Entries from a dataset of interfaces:
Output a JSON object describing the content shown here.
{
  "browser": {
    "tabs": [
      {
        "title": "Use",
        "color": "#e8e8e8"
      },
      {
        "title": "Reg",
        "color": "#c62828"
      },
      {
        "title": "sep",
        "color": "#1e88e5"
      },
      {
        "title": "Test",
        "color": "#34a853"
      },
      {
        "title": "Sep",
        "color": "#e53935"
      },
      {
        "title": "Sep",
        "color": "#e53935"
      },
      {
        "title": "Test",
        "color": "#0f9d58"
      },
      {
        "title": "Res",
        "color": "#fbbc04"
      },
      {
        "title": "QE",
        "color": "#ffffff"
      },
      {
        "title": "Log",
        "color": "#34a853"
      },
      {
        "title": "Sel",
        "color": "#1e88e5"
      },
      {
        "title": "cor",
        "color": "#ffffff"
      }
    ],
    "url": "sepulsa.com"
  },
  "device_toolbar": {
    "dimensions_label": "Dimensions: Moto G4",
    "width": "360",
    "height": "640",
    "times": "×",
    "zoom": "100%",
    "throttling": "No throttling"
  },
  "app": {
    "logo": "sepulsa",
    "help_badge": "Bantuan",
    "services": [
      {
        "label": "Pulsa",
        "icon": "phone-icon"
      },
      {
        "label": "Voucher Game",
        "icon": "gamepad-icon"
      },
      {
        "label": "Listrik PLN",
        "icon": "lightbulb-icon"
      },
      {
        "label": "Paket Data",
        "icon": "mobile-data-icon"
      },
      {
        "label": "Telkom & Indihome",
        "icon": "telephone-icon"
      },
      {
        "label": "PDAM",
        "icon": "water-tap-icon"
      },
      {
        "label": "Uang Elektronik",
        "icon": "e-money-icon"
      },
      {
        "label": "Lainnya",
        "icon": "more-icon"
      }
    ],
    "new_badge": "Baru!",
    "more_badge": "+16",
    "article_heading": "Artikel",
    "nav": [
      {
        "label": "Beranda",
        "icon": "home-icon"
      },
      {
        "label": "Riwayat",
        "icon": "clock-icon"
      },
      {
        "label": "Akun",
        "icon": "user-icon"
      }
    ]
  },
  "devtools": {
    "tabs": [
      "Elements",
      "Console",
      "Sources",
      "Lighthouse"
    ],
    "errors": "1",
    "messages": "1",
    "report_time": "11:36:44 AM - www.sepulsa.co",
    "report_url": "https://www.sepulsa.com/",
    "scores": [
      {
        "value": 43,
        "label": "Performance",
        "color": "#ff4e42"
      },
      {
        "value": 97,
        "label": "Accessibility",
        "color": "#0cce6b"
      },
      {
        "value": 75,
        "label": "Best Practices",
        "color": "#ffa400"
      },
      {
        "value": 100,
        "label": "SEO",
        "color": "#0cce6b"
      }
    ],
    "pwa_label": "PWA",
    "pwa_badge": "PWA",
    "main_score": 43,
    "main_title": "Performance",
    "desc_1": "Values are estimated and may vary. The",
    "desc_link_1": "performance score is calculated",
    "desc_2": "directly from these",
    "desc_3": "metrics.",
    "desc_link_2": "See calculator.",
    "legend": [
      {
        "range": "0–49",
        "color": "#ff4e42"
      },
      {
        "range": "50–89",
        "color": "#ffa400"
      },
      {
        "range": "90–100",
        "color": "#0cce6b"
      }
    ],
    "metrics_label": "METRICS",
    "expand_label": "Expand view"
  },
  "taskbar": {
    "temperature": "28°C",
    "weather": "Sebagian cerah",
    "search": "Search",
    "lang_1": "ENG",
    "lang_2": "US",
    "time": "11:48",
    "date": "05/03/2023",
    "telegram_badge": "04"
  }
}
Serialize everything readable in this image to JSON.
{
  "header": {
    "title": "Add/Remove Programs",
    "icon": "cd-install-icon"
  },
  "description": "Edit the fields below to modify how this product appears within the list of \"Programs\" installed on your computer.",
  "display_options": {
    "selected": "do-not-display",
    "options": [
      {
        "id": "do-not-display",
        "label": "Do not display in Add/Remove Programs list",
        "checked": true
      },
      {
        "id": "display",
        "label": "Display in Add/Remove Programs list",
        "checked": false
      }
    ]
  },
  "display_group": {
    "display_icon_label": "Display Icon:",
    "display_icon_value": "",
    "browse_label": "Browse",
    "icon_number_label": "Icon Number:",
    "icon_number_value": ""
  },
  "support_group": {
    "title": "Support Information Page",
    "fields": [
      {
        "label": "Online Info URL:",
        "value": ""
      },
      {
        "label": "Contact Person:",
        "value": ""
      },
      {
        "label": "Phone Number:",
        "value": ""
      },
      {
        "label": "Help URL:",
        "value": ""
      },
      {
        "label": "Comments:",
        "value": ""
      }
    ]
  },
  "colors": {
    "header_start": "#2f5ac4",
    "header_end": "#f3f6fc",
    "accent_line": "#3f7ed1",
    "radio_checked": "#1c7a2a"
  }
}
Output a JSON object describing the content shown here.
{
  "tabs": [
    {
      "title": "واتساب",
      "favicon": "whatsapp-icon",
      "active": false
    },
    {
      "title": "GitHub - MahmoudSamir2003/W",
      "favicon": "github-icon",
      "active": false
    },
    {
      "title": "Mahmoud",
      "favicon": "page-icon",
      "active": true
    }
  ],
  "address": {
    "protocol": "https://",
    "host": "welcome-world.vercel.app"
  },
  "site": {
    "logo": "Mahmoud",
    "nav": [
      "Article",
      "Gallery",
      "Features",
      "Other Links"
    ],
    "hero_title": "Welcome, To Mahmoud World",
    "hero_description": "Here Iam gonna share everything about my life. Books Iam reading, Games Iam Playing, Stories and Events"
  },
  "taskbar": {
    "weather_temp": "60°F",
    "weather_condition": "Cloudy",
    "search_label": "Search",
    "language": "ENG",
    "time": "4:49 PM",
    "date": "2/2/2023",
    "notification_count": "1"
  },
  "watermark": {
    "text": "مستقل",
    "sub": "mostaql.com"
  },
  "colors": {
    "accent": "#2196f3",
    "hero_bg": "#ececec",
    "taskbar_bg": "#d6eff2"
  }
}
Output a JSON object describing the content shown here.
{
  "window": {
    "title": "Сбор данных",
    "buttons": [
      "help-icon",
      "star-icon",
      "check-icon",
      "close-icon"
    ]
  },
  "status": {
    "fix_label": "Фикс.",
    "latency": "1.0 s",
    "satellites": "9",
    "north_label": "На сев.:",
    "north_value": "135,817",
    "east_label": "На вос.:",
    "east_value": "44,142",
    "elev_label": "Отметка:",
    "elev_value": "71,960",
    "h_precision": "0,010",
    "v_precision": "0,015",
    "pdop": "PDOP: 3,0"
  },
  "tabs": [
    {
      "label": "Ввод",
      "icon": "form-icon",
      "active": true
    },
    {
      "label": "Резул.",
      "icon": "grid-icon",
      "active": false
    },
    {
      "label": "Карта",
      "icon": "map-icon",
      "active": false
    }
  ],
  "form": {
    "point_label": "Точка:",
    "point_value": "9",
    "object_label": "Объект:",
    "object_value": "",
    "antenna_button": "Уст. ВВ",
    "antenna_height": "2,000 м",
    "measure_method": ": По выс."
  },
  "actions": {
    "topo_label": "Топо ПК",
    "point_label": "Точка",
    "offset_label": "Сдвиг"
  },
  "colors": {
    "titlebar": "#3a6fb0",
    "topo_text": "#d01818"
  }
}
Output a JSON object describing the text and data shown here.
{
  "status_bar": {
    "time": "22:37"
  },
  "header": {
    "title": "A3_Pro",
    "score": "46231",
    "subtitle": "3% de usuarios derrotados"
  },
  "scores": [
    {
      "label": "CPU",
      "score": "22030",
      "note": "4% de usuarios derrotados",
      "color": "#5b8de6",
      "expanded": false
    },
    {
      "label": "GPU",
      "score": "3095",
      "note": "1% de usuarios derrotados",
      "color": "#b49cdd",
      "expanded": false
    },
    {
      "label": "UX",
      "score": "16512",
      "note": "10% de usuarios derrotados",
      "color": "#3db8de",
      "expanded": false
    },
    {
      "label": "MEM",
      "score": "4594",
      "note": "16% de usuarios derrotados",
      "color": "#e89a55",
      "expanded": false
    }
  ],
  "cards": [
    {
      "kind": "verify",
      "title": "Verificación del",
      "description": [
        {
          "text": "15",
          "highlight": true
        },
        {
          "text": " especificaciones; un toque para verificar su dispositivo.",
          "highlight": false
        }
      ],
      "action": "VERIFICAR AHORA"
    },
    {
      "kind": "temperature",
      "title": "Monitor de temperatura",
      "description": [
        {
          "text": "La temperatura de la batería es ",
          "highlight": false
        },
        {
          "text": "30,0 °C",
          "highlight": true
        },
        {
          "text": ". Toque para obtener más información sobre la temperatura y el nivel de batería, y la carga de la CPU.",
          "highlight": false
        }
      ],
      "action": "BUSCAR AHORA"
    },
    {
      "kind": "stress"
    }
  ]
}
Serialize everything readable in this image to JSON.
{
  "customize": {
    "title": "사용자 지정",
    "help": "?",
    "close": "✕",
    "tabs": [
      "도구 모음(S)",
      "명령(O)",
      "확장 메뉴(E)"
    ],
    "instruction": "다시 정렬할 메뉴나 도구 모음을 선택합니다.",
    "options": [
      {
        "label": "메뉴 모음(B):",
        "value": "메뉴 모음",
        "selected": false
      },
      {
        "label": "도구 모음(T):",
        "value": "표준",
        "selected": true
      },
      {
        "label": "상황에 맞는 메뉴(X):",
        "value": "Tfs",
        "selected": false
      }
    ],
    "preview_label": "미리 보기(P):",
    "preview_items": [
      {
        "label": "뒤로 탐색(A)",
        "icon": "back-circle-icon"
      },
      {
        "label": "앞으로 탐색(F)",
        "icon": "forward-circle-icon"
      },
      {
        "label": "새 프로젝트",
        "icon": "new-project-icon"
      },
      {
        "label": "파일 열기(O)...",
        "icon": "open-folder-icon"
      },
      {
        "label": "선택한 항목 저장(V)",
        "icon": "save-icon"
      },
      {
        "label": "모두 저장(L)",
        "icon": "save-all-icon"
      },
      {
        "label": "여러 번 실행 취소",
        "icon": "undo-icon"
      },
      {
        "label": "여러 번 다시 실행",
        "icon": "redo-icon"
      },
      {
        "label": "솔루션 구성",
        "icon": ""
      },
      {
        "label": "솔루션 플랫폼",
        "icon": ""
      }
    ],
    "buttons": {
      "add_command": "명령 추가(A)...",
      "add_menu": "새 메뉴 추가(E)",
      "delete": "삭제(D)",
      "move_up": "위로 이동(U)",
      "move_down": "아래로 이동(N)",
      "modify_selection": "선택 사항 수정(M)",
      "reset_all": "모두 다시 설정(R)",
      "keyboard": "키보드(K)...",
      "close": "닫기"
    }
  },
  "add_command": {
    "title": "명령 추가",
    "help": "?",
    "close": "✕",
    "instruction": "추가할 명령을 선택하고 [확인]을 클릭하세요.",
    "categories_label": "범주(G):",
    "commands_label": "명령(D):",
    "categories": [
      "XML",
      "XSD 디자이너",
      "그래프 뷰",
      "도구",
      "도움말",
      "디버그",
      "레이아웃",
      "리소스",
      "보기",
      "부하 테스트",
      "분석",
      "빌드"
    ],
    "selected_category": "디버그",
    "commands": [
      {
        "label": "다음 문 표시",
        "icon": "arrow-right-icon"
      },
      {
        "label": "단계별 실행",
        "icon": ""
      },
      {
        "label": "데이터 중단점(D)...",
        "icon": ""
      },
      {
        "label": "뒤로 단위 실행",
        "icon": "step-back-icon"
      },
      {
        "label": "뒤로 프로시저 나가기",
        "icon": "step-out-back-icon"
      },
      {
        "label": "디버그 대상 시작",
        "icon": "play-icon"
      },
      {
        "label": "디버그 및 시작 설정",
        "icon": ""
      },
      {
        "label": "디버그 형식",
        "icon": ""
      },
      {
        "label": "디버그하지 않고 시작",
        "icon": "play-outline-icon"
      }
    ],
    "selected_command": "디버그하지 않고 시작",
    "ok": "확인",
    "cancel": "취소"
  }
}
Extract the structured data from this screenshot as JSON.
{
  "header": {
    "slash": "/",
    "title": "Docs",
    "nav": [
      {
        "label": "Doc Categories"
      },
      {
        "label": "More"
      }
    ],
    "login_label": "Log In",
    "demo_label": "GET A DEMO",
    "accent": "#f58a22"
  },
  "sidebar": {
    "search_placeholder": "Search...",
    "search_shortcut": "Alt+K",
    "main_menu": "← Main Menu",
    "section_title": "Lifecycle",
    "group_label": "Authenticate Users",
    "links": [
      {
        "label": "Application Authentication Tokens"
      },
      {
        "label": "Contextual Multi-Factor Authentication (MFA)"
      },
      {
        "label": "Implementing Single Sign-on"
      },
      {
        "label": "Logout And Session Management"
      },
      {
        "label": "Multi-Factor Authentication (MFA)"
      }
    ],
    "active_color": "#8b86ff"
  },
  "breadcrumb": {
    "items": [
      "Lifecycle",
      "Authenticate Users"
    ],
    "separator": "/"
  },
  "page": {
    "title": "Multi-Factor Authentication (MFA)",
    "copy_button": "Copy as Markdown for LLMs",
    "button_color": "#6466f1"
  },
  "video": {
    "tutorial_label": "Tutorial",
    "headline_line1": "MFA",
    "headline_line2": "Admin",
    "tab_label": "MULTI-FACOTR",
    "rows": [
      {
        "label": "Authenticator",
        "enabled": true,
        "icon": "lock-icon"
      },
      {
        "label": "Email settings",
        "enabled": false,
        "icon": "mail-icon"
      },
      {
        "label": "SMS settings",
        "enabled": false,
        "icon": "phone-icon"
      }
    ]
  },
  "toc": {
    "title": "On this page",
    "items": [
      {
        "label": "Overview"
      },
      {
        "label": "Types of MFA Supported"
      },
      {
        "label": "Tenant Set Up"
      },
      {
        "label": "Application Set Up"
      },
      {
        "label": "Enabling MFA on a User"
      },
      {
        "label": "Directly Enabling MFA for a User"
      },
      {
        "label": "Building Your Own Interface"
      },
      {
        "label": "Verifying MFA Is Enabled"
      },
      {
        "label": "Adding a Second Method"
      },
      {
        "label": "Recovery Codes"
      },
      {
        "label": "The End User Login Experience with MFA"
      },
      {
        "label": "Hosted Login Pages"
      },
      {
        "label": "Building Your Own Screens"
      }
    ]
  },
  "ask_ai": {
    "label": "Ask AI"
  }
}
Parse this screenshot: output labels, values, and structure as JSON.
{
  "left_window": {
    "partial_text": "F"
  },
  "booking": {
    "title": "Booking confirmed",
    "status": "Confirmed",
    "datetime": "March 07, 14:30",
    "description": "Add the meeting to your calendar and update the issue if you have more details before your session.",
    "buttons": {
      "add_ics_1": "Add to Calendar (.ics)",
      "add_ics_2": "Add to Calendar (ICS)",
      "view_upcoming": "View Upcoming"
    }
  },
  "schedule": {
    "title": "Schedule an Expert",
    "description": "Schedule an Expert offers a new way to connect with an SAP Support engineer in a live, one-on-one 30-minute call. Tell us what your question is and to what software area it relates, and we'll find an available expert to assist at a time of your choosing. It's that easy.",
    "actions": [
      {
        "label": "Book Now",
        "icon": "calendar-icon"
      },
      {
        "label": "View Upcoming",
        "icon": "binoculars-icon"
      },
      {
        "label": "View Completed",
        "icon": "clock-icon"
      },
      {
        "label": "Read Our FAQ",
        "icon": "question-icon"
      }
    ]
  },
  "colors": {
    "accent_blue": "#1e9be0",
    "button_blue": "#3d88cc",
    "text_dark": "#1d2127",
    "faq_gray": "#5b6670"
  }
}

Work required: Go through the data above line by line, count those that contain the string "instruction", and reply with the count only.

Reply to the task: 2